He noted that the inability of PHC centers to provide basic medical services to the Nigerian population have made both secondary and tertiary health-care facilities experience an influx of patients.
“Because of lack of adequate staffing and poor infrastructures, most PHCs open between 9 am and 2pm and if there is any emergency, people must transport themselves to the cities to get healthcare, “he noted.
“Sometimes, you go to Federal Medical Centre and General Hospitals and you find women receiving antenatal services which is the purview of PHCs.”
He explained that although management of PHCs constitutionally falls within the jurisdiction of the local government, poor funding due to the skewed federal allocation system in the country and lack of prioritization of healthcare by the local government administrators has rendered most of the PHCs ineffective.
As was the case during the peak of the cholera outbreak, PHCs across local communities had to wait for medical supplies to attend to patients, a situation which mirrors the county’s political arrangement that makes local government the weakest.
State health ministry reacts
While testimonies from families who lost loved ones suggest that the Jigawa State government failed in its duty of ensuring that PHCs in the state were adequately prepared to tackle the Cholera outbreak, the state government says it did everything it could to tackle the outbreak.
Permanent secretary of the Jigawa State Ministry of Health, Salisu Mua’zu said that the state government was working to forestall a recurrence of the outbreak and casualties recorded.
He explained that the state government had organised a training for staff in the ministry’s public health and monitoring department to arm them with the required knowledge on how to handle outbreak of epidemics such as Cholera.

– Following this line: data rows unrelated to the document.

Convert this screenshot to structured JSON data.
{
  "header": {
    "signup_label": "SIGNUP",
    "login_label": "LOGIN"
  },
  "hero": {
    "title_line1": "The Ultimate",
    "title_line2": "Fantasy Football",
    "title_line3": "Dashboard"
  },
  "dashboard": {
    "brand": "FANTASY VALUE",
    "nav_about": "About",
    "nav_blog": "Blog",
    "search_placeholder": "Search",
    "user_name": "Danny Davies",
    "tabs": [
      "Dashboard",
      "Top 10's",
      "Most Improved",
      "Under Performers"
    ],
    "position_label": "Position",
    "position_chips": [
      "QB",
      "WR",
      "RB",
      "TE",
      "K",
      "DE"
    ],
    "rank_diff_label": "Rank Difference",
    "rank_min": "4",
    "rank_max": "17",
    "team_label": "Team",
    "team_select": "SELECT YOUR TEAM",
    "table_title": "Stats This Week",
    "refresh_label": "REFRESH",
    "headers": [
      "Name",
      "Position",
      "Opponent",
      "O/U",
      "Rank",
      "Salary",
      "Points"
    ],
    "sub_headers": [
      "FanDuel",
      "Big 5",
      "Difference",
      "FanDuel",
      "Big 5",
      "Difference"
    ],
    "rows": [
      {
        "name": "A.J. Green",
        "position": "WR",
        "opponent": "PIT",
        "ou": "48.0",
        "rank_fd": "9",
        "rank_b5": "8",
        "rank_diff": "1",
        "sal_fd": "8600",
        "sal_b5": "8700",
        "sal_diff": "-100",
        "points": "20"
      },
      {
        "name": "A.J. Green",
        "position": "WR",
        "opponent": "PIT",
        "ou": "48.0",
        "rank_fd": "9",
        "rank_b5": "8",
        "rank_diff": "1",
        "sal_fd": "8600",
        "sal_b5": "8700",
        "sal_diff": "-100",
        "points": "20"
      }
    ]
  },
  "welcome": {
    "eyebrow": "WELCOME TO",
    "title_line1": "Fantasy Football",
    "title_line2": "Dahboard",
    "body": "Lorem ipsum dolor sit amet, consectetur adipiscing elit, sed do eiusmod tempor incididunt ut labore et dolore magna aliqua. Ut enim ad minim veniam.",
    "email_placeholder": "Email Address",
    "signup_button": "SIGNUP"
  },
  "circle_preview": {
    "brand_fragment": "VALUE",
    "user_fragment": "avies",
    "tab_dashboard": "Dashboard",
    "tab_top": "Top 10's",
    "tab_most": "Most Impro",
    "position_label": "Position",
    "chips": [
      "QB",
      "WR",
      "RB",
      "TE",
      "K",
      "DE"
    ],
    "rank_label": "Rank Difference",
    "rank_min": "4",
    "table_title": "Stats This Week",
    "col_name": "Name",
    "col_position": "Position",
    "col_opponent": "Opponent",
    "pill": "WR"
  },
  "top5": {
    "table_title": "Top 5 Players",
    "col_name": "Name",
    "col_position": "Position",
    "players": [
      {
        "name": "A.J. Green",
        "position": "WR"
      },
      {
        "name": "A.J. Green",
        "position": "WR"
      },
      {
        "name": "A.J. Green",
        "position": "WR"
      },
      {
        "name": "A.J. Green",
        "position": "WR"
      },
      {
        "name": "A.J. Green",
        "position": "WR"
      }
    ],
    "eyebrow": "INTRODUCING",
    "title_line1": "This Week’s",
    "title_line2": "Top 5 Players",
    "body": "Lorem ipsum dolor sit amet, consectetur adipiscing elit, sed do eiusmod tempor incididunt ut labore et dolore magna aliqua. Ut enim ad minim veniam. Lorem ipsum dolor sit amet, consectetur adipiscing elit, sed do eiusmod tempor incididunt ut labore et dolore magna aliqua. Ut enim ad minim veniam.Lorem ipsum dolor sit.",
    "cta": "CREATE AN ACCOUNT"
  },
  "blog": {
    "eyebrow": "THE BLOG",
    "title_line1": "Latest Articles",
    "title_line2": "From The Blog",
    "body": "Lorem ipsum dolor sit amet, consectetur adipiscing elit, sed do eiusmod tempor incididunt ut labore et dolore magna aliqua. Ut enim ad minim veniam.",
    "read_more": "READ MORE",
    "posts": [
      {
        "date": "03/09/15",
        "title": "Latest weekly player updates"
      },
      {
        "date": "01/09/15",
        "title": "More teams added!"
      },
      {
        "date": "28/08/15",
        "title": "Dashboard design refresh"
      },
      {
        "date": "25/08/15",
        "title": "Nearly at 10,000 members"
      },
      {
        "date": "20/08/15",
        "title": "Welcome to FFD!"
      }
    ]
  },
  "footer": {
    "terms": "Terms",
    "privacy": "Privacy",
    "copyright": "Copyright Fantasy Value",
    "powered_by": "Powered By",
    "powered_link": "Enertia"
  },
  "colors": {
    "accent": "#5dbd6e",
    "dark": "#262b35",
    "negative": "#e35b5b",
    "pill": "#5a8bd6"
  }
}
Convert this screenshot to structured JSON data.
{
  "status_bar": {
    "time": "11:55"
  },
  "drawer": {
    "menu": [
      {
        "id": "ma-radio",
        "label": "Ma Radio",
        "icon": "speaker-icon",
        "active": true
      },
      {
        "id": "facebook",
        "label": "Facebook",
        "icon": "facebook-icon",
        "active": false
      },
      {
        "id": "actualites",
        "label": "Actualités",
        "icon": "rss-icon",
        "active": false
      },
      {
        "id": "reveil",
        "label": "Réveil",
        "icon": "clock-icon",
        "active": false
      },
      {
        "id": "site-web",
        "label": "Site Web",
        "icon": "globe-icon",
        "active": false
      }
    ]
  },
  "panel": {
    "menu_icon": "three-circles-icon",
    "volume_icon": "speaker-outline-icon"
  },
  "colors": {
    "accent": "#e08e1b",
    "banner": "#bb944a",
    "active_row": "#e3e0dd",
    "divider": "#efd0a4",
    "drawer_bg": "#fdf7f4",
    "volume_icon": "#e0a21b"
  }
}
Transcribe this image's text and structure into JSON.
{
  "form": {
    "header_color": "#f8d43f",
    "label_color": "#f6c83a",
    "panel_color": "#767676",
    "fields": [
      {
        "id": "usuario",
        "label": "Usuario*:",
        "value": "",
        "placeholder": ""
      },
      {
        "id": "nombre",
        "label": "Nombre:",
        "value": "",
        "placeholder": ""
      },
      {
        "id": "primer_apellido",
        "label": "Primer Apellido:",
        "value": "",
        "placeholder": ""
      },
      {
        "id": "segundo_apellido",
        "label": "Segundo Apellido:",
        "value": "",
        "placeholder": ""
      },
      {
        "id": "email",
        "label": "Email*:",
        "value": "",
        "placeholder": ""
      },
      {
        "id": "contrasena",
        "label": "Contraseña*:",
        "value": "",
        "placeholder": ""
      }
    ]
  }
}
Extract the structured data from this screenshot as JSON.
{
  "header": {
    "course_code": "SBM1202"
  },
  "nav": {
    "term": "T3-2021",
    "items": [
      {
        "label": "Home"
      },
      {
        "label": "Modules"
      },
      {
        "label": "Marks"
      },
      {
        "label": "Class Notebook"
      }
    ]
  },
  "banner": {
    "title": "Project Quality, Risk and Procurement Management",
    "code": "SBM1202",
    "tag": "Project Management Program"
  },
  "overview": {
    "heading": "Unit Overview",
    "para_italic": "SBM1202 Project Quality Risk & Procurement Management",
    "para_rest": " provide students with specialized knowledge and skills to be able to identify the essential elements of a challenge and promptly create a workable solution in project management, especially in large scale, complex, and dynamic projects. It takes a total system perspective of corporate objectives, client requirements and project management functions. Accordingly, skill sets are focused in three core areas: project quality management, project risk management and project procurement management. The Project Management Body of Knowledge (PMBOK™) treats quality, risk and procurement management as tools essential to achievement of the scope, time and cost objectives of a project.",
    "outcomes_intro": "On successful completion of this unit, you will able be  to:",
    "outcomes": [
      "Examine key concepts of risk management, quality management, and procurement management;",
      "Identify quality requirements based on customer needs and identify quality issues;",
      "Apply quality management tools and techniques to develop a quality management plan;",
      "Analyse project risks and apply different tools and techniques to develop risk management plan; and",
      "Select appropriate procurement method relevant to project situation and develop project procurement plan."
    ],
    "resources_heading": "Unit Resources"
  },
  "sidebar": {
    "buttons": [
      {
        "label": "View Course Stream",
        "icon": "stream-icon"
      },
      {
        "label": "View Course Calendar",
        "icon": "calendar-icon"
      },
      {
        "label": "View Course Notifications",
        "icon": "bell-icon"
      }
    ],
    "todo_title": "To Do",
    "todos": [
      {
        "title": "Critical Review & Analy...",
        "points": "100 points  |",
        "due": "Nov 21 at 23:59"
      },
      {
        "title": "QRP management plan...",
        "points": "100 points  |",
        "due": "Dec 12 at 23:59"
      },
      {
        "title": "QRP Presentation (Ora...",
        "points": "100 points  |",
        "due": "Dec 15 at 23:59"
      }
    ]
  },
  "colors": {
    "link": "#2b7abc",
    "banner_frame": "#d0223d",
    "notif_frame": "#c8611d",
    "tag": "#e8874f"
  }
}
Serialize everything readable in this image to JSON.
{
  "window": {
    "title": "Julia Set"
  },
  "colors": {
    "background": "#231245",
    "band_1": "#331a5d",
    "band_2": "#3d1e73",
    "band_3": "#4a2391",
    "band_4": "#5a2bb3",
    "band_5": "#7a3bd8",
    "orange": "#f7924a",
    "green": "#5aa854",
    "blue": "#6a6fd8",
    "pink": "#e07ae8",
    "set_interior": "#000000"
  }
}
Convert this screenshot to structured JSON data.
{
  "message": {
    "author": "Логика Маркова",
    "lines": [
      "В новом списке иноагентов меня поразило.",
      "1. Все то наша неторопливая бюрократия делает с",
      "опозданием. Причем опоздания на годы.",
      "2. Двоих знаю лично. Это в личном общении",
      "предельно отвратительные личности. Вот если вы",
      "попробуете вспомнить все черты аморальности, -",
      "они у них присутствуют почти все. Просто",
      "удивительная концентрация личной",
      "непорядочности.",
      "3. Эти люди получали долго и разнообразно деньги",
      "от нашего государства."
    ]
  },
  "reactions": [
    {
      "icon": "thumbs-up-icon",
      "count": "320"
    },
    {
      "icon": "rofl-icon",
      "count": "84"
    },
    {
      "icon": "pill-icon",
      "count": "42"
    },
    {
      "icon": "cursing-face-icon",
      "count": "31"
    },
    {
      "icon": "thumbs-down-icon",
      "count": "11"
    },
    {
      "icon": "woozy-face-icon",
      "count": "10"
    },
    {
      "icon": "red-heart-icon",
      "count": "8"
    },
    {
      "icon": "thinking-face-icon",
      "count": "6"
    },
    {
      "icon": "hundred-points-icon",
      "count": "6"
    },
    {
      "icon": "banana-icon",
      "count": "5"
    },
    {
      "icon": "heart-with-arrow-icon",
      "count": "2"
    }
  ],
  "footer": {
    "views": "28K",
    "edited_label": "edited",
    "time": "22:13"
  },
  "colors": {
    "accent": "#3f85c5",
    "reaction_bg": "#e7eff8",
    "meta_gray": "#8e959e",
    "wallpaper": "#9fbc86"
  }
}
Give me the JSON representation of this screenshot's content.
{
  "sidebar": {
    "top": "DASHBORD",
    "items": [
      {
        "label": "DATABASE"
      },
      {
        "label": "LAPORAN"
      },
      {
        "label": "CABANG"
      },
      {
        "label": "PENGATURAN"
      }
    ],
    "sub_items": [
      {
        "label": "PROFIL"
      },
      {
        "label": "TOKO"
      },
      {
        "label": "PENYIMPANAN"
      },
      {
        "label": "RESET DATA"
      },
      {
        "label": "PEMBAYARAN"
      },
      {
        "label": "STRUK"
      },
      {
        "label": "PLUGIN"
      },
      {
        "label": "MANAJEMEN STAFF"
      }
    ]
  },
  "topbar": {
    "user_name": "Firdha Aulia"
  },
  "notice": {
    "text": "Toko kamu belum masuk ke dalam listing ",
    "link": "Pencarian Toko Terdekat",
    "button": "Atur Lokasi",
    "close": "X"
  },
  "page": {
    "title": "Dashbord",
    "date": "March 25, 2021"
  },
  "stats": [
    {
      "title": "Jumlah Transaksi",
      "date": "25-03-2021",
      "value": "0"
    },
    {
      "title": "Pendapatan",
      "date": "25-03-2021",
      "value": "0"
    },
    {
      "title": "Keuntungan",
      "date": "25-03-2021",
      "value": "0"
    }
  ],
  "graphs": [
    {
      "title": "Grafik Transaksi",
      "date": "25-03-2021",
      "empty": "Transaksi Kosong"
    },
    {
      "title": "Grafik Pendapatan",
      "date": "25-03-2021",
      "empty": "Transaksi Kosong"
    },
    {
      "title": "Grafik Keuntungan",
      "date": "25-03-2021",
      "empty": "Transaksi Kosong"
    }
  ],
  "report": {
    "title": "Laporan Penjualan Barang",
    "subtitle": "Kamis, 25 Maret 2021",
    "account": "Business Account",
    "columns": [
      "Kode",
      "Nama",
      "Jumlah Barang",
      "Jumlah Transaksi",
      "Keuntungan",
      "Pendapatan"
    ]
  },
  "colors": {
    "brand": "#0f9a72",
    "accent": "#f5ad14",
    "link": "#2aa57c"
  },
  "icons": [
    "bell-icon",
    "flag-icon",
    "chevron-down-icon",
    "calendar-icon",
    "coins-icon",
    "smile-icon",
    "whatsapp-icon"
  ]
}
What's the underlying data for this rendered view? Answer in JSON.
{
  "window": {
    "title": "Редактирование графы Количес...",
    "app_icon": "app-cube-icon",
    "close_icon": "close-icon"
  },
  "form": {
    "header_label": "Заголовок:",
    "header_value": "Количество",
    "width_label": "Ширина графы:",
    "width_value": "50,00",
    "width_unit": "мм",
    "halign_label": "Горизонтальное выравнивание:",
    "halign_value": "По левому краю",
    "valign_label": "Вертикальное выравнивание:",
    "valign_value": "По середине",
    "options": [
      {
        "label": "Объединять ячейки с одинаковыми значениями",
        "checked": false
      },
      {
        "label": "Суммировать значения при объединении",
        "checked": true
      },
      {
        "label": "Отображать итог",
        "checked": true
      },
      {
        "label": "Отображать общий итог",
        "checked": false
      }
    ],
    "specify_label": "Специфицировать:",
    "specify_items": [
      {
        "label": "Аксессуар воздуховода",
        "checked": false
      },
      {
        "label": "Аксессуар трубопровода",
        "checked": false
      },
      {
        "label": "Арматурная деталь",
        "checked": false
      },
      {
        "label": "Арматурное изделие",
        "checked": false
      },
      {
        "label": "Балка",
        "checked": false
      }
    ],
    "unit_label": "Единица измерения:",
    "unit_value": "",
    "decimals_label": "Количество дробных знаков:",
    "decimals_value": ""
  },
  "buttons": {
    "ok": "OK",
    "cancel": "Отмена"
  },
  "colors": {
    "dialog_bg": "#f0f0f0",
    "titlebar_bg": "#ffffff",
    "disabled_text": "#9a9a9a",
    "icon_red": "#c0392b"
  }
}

In April, he was quoted as saying that the state vaccinated 946,325 and 904, 169 in Birnin Kudu, Dutse and Hadejia local government areas against the disease in 2021, adding that the ministry had also set up a response to reduce the number of deaths from the disease in 2022.
On the way forward, Abubakar said that there is a need for more health facilities and upgrading of existing ones and that will begin with the strengthening of the local government system in Nigeria.
He maintained that LGs must be financially autonomous to be able to provide basic health services to the people, adding that there is also the need for strong accountability in the system whereby money meant for healthcare delivery are accounted for even as services rendered will be monitored.
“If we begin to get the Primary Healthcare system right in Nigeria, a lot of our healthcare indices, such as high maternal and child mortality, outbreak of disease epidemics will be dealt with,” he said.
As each day passes, residents like Sabo hope that the government will take healthcare seriously and stop the spate of needless deaths in rural communities in Jigawa state.
This publication is produced with support from the Wole Soyinka Centre for Investigative Journalism (WSCIJ) under the Collaborative Media Engagement for Development, Inclusion and Accountability project (CMEDIA) funded by the MacArthur Foundation.